The only person who knows for certain that something is real is the person who witnesses it (and even then the truth of the situation is subject to that individual's interpretation). This is true of the empiricism of science as it is for any other human endeavour. The level of our belief in anything is based on our faith in the witness(es) to events that we have not witnessed ourselves. Do we trust their veracity?
Orthodox Christianity is based on the realities of the Christ event relayed to us from the accounts of the original witnesses, not on the suppositions from out of the subsequent Christian tradition. That Christ rose from the dead is a scientific claim not a religious claim - a claim we believe or not depending on our faith in those witnesses.
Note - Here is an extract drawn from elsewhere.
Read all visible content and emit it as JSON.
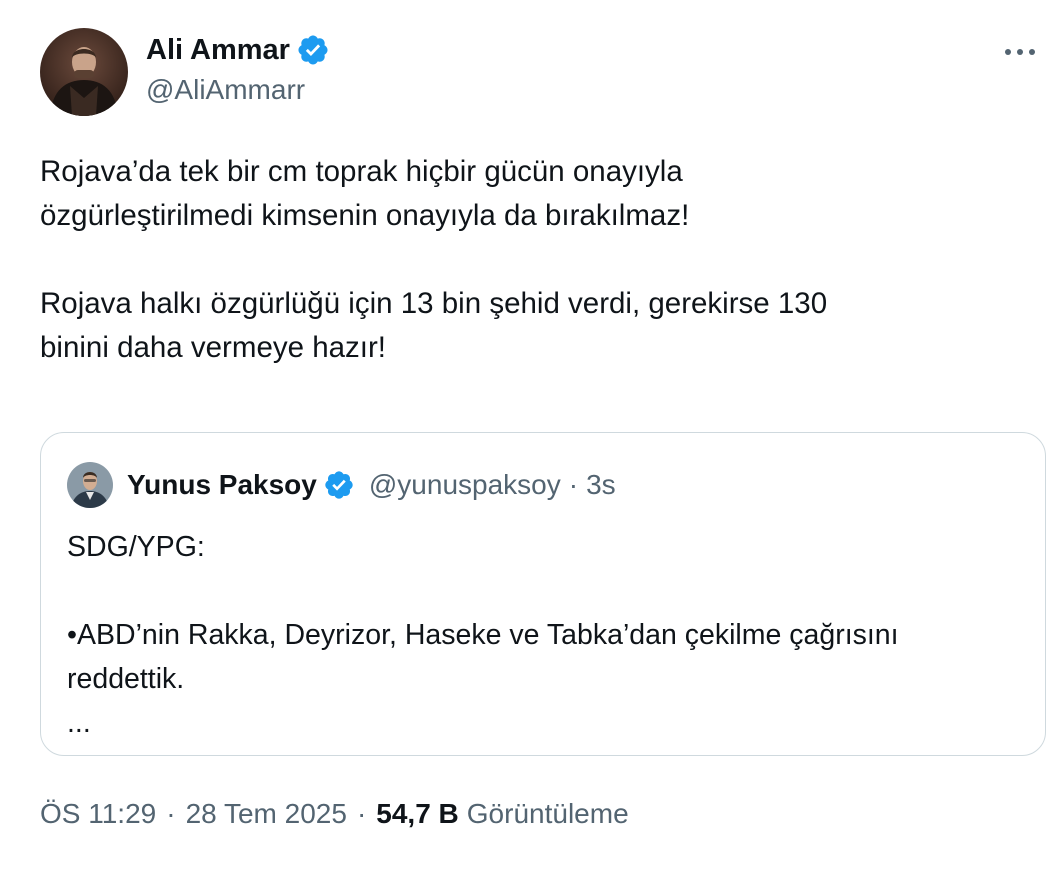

It is totally wrongheaded to claim that the existence of God cannot be proved unless we accept that the existence of anything not witnessed by ourselves cannot be proved. For orthodox Christians the existence of God has been proved in Christ (a point Christ himself majors on in the Gospel record). An intelligent Christian will accept that it is possible that the witnesses were wrong and that God does not exist. An intelligent scientist will accept that the Big Bang theory may turn out to be completely or partially wrong. But the Christian chooses to believe in God and the scientist chooses to believe in the Big Bang because of their faith in the witnesses to the empirical.
God is either an observable fact or is non-existent.